• WHAT NEEDS TO BE DONE
Each line from the one containing "Enumerate this screenshot's" to the end of the records below should be restated word for word; please leave out all other lines.

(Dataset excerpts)

===

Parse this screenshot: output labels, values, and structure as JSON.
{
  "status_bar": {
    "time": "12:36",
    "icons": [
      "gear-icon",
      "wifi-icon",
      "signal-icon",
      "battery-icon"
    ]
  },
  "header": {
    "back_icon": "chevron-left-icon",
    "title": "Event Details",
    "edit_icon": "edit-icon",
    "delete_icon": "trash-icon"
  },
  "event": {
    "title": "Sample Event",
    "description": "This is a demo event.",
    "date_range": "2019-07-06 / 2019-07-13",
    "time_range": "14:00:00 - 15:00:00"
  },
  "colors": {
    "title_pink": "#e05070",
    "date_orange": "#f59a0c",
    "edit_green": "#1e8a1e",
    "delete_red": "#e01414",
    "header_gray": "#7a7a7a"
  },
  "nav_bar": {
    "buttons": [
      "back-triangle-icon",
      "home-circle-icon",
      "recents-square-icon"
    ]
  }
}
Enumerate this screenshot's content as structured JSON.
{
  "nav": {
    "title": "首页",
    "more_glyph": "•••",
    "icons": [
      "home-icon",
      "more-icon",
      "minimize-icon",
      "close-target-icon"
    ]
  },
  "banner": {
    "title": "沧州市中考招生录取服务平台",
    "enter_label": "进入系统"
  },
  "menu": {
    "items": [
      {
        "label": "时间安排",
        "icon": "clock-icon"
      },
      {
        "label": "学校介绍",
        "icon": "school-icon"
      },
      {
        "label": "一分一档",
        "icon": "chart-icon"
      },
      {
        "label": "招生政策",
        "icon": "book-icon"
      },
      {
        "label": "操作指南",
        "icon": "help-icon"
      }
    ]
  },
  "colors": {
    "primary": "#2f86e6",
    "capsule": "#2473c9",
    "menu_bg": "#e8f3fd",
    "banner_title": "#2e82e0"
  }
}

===

• SOLUTION TO THE PROBLEM
Enumerate this screenshot's content as structured JSON.
{
  "nav": {
    "title": "首页",
    "more_glyph": "•••",
    "icons": [
      "home-icon",
      "more-icon",
      "minimize-icon",
      "close-target-icon"
    ]
  },
  "banner": {
    "title": "沧州市中考招生录取服务平台",
    "enter_label": "进入系统"
  },
  "menu": {
    "items": [
      {
        "label": "时间安排",
        "icon": "clock-icon"
      },
      {
        "label": "学校介绍",
        "icon": "school-icon"
      },
      {
        "label": "一分一档",
        "icon": "chart-icon"
      },
      {
        "label": "招生政策",
        "icon": "book-icon"
      },
      {
        "label": "操作指南",
        "icon": "help-icon"
      }
    ]
  },
  "colors": {
    "primary": "#2f86e6",
    "capsule": "#2473c9",
    "menu_bg": "#e8f3fd",
    "banner_title": "#2e82e0"
  }
}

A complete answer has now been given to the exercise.